It is also imporant to follow a basic rule when marking darts on a wig:
Darts on the left - fold towards the right
Darts on the right - fold towards the left
Or... another way of looking at it = if you are making a dart on the side, you are folding towards the rear of the head/wig and if you are making a dart on the back, you are folding towards the opposite ear.
Re: #4 - As a general rule of thumb, it is less desireable to create darts on the vertex (the vertex being the top of the head from front harline to crown and from side to side before the head curves away). The reason for this is because you want the area everyone looks at (the top and front) to look seamless, and smooth... as if the person is not wearing a wig. Sometimes we have to make darts in this area due to the fabric being used and/or the shape of a person's head. In this case, it is very important to think about their placement. You want to think about the hairstyle that the wig will end up being styled in. E.g. if the wig is going to have a partline, don't make a dart that shows in this area. If the hair is going to be brushed back for some reason (ponytail or up-do or short hairdo) and/or you are creating a wig with a very fine, graduated hairline, putting a dart somewhere at the front will be more likely to show. Usually one would aim to have no darts on the front hairline, and if you need to put darts in the front section of the wig, then place them over the ears, or along a line around the crown (but avoiding any partline or open crown areas).
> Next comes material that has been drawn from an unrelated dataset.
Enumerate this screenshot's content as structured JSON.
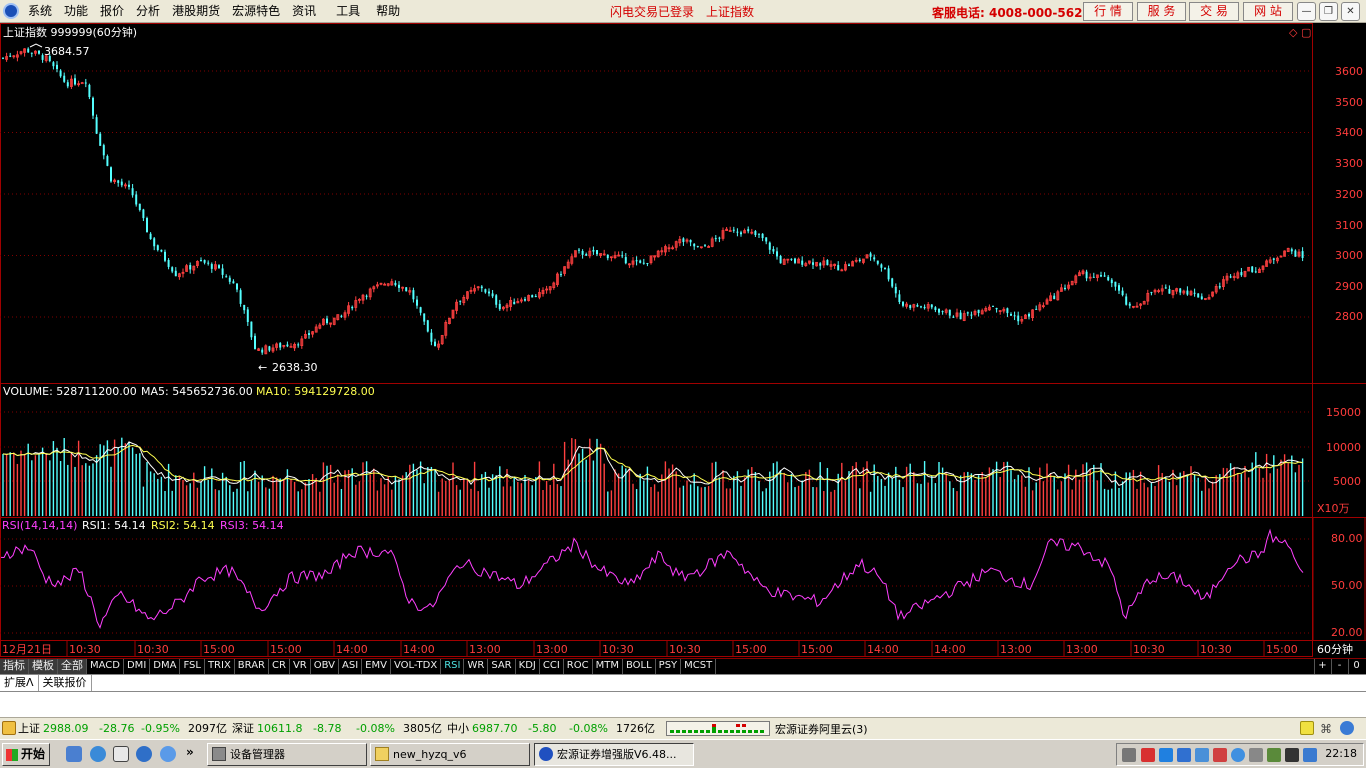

|Example of a wig dart|
|Purple lines highlight the two darts - |
one is deep over the ear, but misses the vertex and the other
is on the side pointing towards the crown, but again is hidden.